The medial layer of large arteries contains aggregates of the glycosaminoglycan hyaluronan and the proteoglycan versican. It is increasingly thought that these aggregates play important mechanical and mechanobiological roles despite constituting only a small fraction of the normal arterial wall. In this paper, we offer a new hypothesis that normal aggregates of hyaluronan and versican pressurize the intralamellar spaces, and thereby put into tension the radial elastic fibres that connect the smooth muscle cells to the elastic laminae, which would facilitate mechanosensing. This hypothesis is supported by novel computational simulations using two complementary models, a mechanistically based finite-element mixture model and a phenomenologically motivated continuum hyperelastic model. That is, the simulations suggest that normal aggregates of glycosaminoglycans/proteoglycans within the arterial media may play equally important roles in supporting (i.e. a structural role) and sensing (i.e. an instructional role) mechanical loads. Additional simulations suggest further, however, that abnormal increases in these aggregates, either distributed or localized, may over-pressurize the intralamellar units. We submit that these situations could lead to compromised mechanosensing, anoikis and/or reduced structural integrity, each of which represent fundamental aspects of arterial pathologies seen, for example, in hypertension, ageing and thoracic aortic aneurysms and dissections.
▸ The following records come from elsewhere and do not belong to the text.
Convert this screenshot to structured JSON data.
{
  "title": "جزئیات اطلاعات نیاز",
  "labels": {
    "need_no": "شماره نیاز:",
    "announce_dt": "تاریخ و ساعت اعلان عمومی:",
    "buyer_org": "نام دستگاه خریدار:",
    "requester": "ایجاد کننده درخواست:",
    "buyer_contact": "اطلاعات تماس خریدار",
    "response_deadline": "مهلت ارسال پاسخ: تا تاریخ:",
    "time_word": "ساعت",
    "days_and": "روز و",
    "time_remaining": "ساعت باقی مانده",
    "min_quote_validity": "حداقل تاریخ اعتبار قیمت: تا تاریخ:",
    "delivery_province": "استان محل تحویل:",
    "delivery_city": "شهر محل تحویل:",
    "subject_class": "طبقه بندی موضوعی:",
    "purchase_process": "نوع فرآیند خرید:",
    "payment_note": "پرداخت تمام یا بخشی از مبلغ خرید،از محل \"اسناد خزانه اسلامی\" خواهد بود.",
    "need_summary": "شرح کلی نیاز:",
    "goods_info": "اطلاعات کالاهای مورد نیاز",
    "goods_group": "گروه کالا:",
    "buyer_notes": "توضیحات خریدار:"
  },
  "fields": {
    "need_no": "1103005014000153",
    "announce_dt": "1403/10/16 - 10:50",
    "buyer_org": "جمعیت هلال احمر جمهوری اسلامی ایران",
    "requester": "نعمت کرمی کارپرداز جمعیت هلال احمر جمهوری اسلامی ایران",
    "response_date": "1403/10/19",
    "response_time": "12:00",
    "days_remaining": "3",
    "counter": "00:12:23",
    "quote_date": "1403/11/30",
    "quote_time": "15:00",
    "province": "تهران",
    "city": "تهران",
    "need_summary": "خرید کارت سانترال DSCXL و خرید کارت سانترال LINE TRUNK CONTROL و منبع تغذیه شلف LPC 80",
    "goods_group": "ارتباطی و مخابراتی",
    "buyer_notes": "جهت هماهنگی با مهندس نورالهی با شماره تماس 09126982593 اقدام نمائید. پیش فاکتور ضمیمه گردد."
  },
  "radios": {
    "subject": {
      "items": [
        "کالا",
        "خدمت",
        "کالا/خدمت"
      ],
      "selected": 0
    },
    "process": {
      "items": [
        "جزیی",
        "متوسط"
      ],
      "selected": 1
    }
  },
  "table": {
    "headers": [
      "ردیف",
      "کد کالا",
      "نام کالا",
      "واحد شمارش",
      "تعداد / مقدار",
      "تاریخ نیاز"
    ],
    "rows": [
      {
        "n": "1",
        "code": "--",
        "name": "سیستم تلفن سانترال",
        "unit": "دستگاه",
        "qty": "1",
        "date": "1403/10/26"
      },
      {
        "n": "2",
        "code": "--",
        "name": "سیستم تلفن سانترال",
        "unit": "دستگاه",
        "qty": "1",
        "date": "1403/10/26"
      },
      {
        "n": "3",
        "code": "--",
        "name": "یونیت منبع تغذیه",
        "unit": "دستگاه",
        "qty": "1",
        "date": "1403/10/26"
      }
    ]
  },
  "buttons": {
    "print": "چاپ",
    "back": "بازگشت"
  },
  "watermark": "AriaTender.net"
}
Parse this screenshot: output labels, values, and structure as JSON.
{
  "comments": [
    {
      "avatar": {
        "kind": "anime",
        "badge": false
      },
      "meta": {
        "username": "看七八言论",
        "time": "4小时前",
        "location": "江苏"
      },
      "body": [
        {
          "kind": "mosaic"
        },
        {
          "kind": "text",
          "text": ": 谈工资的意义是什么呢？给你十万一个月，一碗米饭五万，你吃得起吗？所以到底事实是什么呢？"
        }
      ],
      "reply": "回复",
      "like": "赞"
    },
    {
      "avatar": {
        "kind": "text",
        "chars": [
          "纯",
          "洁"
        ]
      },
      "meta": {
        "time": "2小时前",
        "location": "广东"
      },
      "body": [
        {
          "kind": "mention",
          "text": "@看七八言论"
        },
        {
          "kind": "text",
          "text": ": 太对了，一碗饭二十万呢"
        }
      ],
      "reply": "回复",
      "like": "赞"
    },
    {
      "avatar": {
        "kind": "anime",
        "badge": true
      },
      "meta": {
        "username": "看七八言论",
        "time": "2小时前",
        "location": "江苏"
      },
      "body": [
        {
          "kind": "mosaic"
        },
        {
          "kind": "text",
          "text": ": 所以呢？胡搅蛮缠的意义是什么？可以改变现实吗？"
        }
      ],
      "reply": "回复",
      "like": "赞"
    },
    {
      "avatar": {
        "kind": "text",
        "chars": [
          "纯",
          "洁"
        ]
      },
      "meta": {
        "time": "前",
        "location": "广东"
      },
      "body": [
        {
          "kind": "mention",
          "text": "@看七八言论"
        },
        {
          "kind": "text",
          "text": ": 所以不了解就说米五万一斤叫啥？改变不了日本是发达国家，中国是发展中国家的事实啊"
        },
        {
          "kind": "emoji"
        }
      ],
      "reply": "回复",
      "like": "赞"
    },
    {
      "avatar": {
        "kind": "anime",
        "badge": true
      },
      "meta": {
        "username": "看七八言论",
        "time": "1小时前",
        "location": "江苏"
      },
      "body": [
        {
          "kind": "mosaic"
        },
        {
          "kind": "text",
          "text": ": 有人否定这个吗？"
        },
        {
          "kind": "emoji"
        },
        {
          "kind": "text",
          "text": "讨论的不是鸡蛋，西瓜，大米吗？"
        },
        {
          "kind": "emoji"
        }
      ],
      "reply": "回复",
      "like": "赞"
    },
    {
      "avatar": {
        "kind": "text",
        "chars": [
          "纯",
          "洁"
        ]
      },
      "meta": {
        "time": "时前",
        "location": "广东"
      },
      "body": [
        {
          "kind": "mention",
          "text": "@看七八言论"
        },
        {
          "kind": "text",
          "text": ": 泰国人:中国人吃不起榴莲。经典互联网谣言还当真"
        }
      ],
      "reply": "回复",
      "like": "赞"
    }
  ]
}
URLhttp://rsif.royalsocietypublishing.org/content/11/97/20140397.short